By Steve O’Hear for Techcrunch
Well, GoCardless co-founder and CEO Hiroki Takeuchi knows how to work a non-denial denial. When I interviewed him a few weeks ago for an extensive profile piece we ran yesterday, he wouldn’t be drawn on if the hot London fintech was raising a new round. Today — and a little earlier than was planned, thanks to an embargo broken by a London regional paper a week early! — the company is announcing new funding.
Once again, Accel, Balderton Capital, Notion, and Passion are backing GoCardless, this time to the tune of $22.5 million and on the back of what the startup says is record annual growth in the U.K. and strong, early traction in new markets. Outside of Blighty, the company operates its bank-to-bank payments network in the Eurozone and Sweden.
Founded in 2011, GoCardless originally went through Silicon Valley’s Y Combinator accelerator but has come a long way since those humble days and after a very early pivot away from group payments. As it exists today, the fintech startup targets companies that need to offer their increasingly international customers the ability to pay by a recurring bank-to-bank transfer, referred to in the U.K. as a Direct Debit.
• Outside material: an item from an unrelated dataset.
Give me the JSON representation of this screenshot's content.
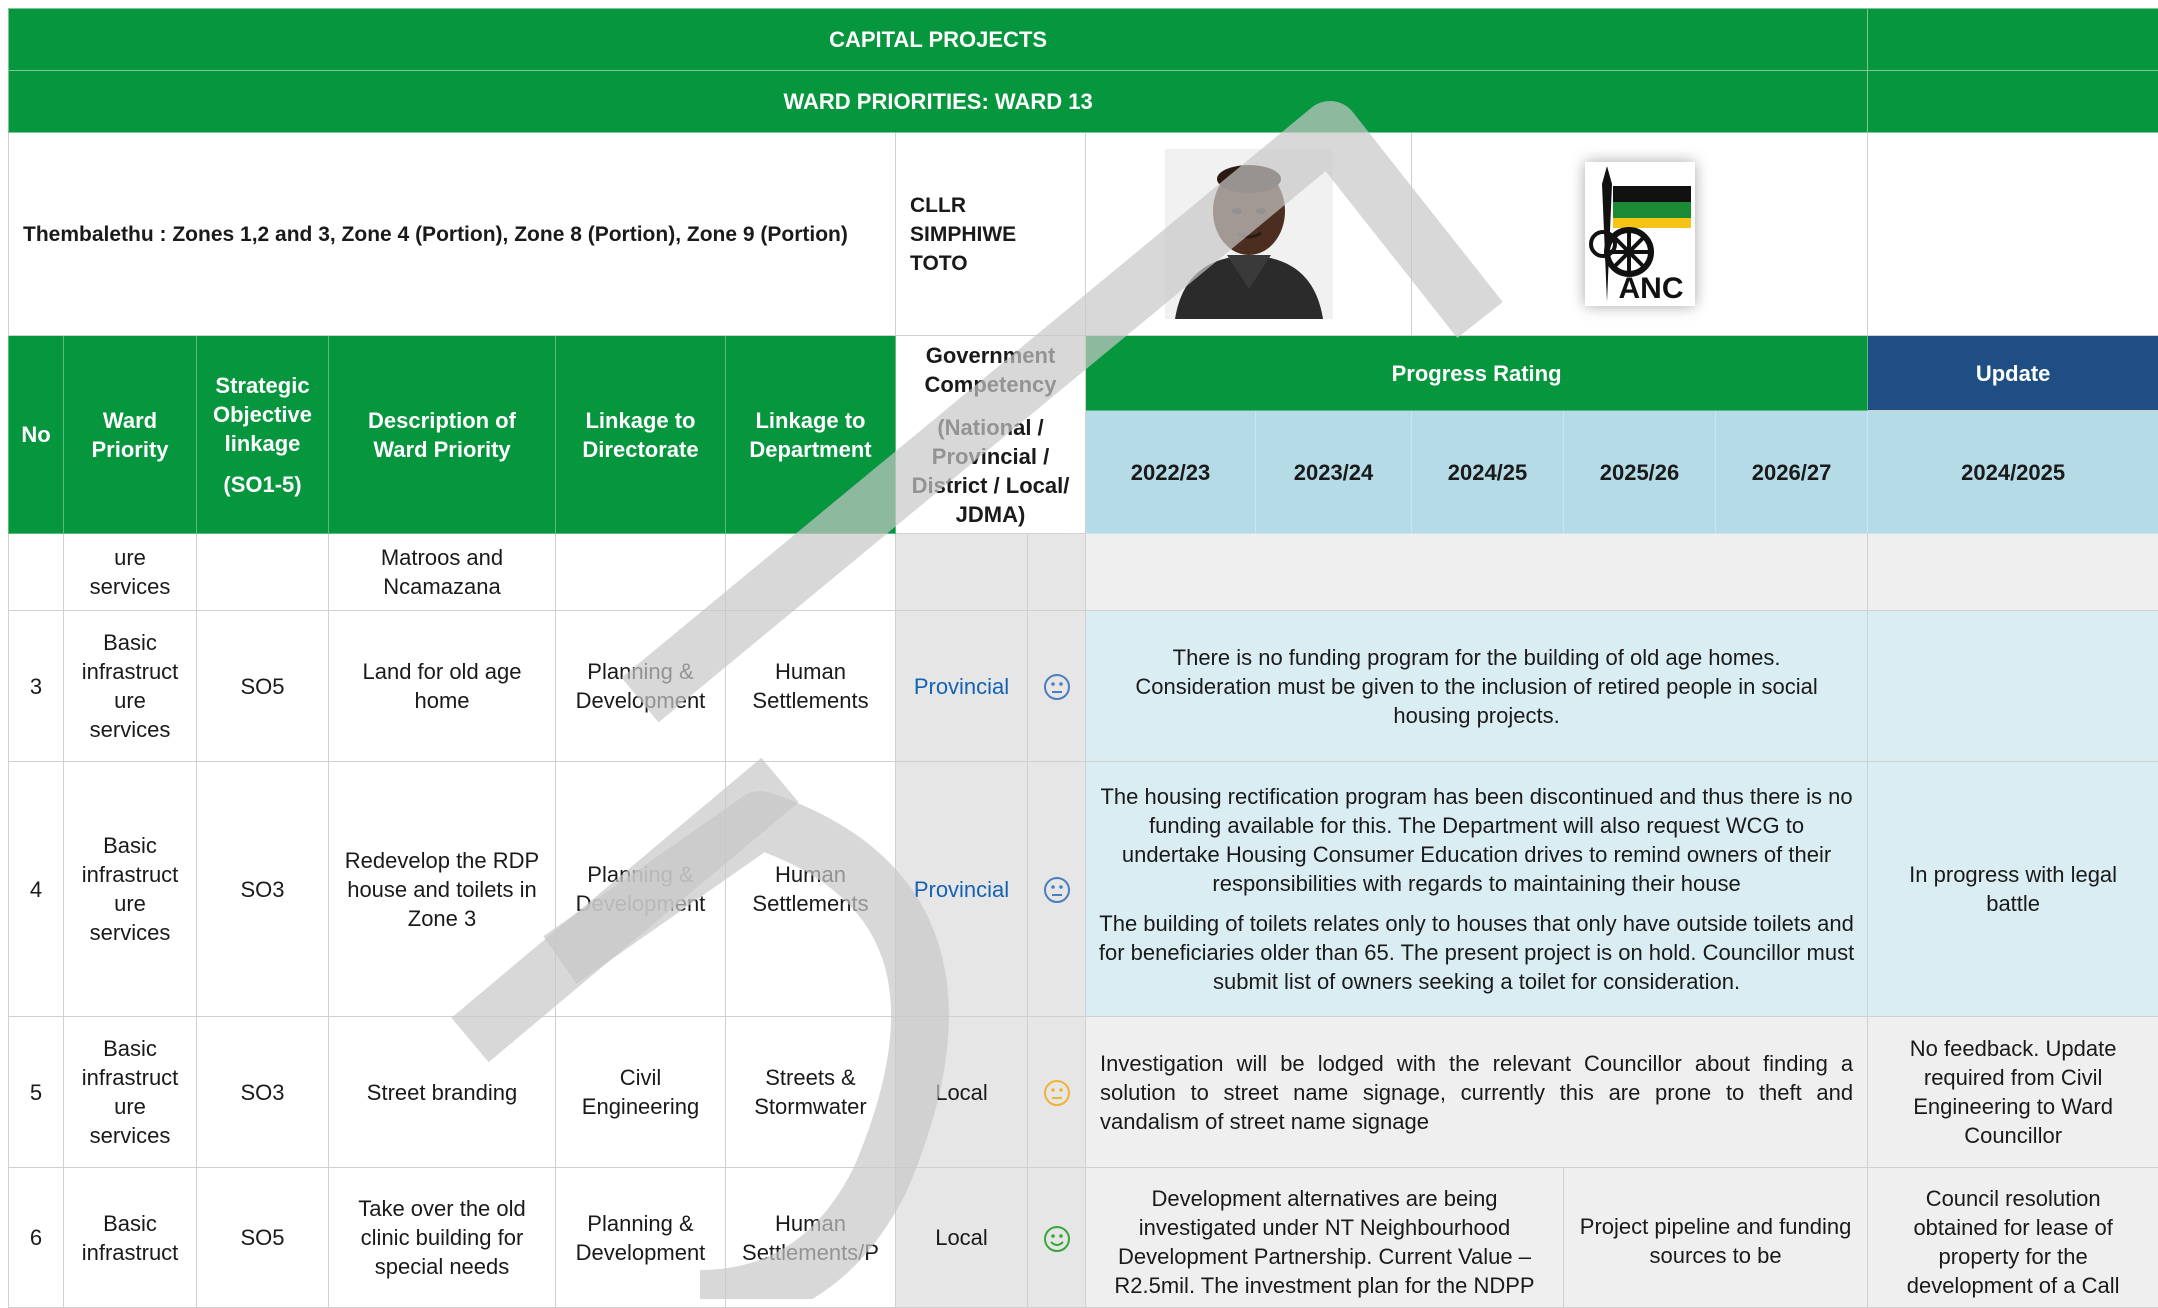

This, of course, includes various subscriptions and SaaS platforms — an area that has exploded with the internet and things like subscription e-commerce and cloud software. Unlike card payments, bank-to-bank transfers don’t expire. Thus, the GoCardless mission is to help businesses take and settle recurring payments from anywhere, to anywhere, in any currency.
In a statement, Takeuchi explains: “As more and more businesses become international, they face endless frustrations in managing payments across multiple territories. What we have engineered is a way to simply plug recurring payments into their existing systems, across the world, so they can focus on the challenges that really matter.”
Meanwhile, GoCardless isn’t disclosing revenue. Instead the company says it processes over $4bn worth of transactions across more than 30,000 organisations in the U.K. and Europe, working with small startups and large enterprises across a number of industries. It offers an API and off the shelf integrations with over 100 partners including Xero, Sage and Zuora. Customers include Sage, Thomas Cook, Box and The Guardian.